Autoimmune Phenomena After Acute Stroke "ARIMIS"

Completed

Phase N/A Results N/A

Trial Description

The damage of the brain parenchyma, as well as the stroke-induced dysfunction of the blood-brain-barrier can make previously hidden CNS antigens "visible", and can thus lead to the development of autoimmune mechanisms.
It seems plausible that stroke-associated immunodepression influences the development and the phenotype of these autoreactive immune responses.
This study will investigate whether cerebral ischemia leads to changes in the immune response, in particular to the development and/or proliferation of autoreactive effector T-cells and/or regulatory T-cells. Furthermore, the association between the severity and the phenotype of this autoimmune response and the clinical course, i.e. prognosis and mortality, will be investigated.

Conditions

Trial Design

  • Observation: Case Control
  • Perspective: Prospective
  • Sampling: Probability Sample

Trial Population

acute media infarct or intracerebral bleeding

Outcomes

Type Measure Time Frame Safety Issue
Primary autoantigen-specific T-cells in patients with acute media infarct within 36 h No
Primary leukocytes in patients with acute media infarct within 36 hours No
Secondary frequency and phenotype of CNS-autoreactive immune cells under the influence of immunodepression within 36 h, after day 3, 7, 90 and 180 No
Secondary clinical course, i.e. mortality and prognosis after day 90 and 180 No
Secondary clinical course, i.e. mortality and prognosis (measured by mod. Rankin Scale and Bartel Index) after day 90 and 180 No
Secondary clinical course, i.e. mortality and prognosis (measured by mod. Rankin Scale) after day 90 and 180 No
Secondary clinical course, i.e. mortality and prognosis (measured by Bartel Index) after day 90 and 180 No

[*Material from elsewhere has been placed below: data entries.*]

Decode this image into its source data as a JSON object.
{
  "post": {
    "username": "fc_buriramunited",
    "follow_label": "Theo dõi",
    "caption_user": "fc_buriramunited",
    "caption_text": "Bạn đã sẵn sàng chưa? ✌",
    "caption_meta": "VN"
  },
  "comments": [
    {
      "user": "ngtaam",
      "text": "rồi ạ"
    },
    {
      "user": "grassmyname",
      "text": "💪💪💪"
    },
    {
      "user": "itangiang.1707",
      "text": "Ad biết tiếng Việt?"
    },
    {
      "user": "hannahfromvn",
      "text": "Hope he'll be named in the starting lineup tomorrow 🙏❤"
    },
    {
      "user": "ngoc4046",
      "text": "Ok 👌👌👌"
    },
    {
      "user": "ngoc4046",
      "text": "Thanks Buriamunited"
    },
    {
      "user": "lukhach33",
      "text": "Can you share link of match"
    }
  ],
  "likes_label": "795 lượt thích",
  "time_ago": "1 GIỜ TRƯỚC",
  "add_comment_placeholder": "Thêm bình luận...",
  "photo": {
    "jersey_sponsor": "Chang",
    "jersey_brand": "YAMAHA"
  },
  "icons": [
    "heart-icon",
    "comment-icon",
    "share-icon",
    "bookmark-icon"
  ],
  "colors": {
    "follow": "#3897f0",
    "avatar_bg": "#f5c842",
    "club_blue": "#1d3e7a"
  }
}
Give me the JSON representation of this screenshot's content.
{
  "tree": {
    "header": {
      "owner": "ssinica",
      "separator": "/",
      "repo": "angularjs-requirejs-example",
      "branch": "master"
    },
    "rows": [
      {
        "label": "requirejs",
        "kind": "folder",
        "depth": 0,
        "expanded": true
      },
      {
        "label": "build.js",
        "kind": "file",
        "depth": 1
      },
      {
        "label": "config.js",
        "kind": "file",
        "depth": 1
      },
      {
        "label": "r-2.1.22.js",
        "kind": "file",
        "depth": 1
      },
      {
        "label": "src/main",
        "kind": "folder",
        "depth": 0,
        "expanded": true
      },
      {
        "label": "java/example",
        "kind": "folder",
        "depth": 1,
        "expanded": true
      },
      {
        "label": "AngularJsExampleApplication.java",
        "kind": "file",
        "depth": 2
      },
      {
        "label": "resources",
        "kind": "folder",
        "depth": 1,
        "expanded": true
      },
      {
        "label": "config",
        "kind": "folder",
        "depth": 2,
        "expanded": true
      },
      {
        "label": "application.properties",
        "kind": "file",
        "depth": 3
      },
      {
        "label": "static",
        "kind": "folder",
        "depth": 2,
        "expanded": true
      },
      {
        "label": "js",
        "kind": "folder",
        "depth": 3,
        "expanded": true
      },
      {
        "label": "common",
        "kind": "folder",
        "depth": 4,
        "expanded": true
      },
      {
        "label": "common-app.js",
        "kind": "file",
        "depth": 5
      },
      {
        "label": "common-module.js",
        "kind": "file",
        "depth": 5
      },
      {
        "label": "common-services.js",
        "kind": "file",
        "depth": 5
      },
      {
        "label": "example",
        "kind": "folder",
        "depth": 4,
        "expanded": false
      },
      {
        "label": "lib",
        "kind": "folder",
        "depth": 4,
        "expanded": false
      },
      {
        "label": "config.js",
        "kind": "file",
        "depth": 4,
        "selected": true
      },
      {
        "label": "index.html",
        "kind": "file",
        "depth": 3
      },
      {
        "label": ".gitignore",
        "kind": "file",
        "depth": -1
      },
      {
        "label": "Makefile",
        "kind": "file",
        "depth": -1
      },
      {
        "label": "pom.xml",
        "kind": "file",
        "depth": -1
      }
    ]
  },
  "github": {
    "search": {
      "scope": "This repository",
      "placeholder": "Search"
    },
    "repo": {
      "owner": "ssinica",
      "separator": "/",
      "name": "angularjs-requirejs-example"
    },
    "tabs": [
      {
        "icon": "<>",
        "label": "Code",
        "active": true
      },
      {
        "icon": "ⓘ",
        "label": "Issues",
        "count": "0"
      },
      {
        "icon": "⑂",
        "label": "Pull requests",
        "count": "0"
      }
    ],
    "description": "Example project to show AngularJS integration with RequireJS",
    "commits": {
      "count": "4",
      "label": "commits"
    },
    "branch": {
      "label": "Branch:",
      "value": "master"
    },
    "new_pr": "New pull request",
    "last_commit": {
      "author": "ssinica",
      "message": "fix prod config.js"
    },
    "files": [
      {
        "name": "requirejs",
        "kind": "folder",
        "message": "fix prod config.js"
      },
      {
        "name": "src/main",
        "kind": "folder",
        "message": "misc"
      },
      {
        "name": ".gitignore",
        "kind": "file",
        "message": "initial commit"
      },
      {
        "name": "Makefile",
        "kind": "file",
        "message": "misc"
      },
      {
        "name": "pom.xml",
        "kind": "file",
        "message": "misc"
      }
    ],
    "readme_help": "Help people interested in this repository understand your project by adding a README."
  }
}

Biospecimen Retention:Samples Without DNA - blood samples (serum and plasma)

Sponsors